Ferrari's upgrades seem to have been a bust, with (old spec) Massa faster than his illustrious (and new spec) team mate. They will be doing the rain dance back at Maranello.

Like the idea of a 'discussion line'.
Just a simple one line post ("Have at it, F! gurus" etc.) with comments enabled would do.

Morris Dancer said...

I forgot all about that clever compound post.

I like the idea of the discussion line. So, a few days before a race weekend I'd just put up "Brazil: Discussion" or suchlike and it'd be for some early speculation?

If that's what you mean I'll do that for the next race, and put the 'article' up in a day or two.

Hamilton's been the fastest on race day for the last two races in a row. In the dry, I agree he might just be marginal favourite for Interlagos, but in the rain it could be another story. He's very good in the wet, but if it's on and off or torrential then qualifying and the race could become a lottery.

Morris Dancer said...

Forecasts suggest a probability of rain on race day, right now.

Do you think putting Discussion* posts up on the Wednesday before a race weekend would be alright?

*I was tempted by Prognostication, I must admit.

Anonymous said...

Re: Discussion Line

An example of what I consider such a discussion line might offer are attractive/stand out odds, which may not be available nearer the race date as the weight of money starts to look for an attractive home.
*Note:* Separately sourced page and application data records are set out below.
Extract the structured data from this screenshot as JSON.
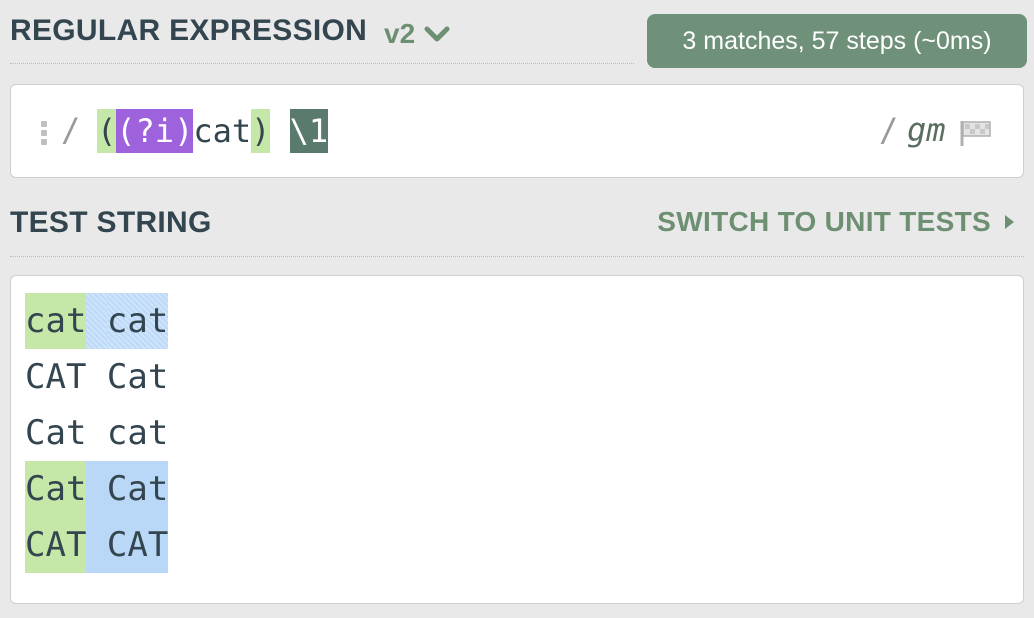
{
  "regex": {
    "title": "REGULAR EXPRESSION",
    "version": "v2",
    "match_info": "3 matches, 57 steps (~0ms)",
    "delimiter_open": "/",
    "delimiter_close": "/",
    "flags": "gm",
    "tokens": {
      "open_group": "(",
      "inline_flag": "(?i)",
      "literal": "cat",
      "close_group": ")",
      "space": " ",
      "backref": "\\1"
    }
  },
  "test": {
    "title": "TEST STRING",
    "switch_label": "SWITCH TO UNIT TESTS",
    "lines": [
      {
        "a": "cat",
        "sep": " ",
        "b": "cat",
        "match": true
      },
      {
        "a": "CAT",
        "sep": " ",
        "b": "Cat",
        "match": false
      },
      {
        "a": "Cat",
        "sep": " ",
        "b": "cat",
        "match": false
      },
      {
        "a": "Cat",
        "sep": " ",
        "b": "Cat",
        "match": true
      },
      {
        "a": "CAT",
        "sep": " ",
        "b": "CAT",
        "match": true
      }
    ]
  },
  "colors": {
    "group_highlight": "#c5e8a8",
    "flag_highlight": "#9f62dd",
    "backref_highlight": "#597a6d",
    "match_highlight": "#b9d7f6",
    "badge": "#6f9179"
  },
  "icons": {
    "version_chevron": "chevron-down-icon",
    "flag": "flag-icon",
    "drag": "drag-handle-icon",
    "switch_arrow": "triangle-right-icon"
  }
}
Witness the current odds available against Kimi Raikkonen winning next weekend in Brazil, where Betfair's 40/1 (net of 5% comm'n), compares with the best bookie's odds of 26/1, i.e. an improvement factor of more than 50%, which I very much doubt will still be in evidence when Morris' first pre-qualifying post appears on Saturday.

Peter from Putney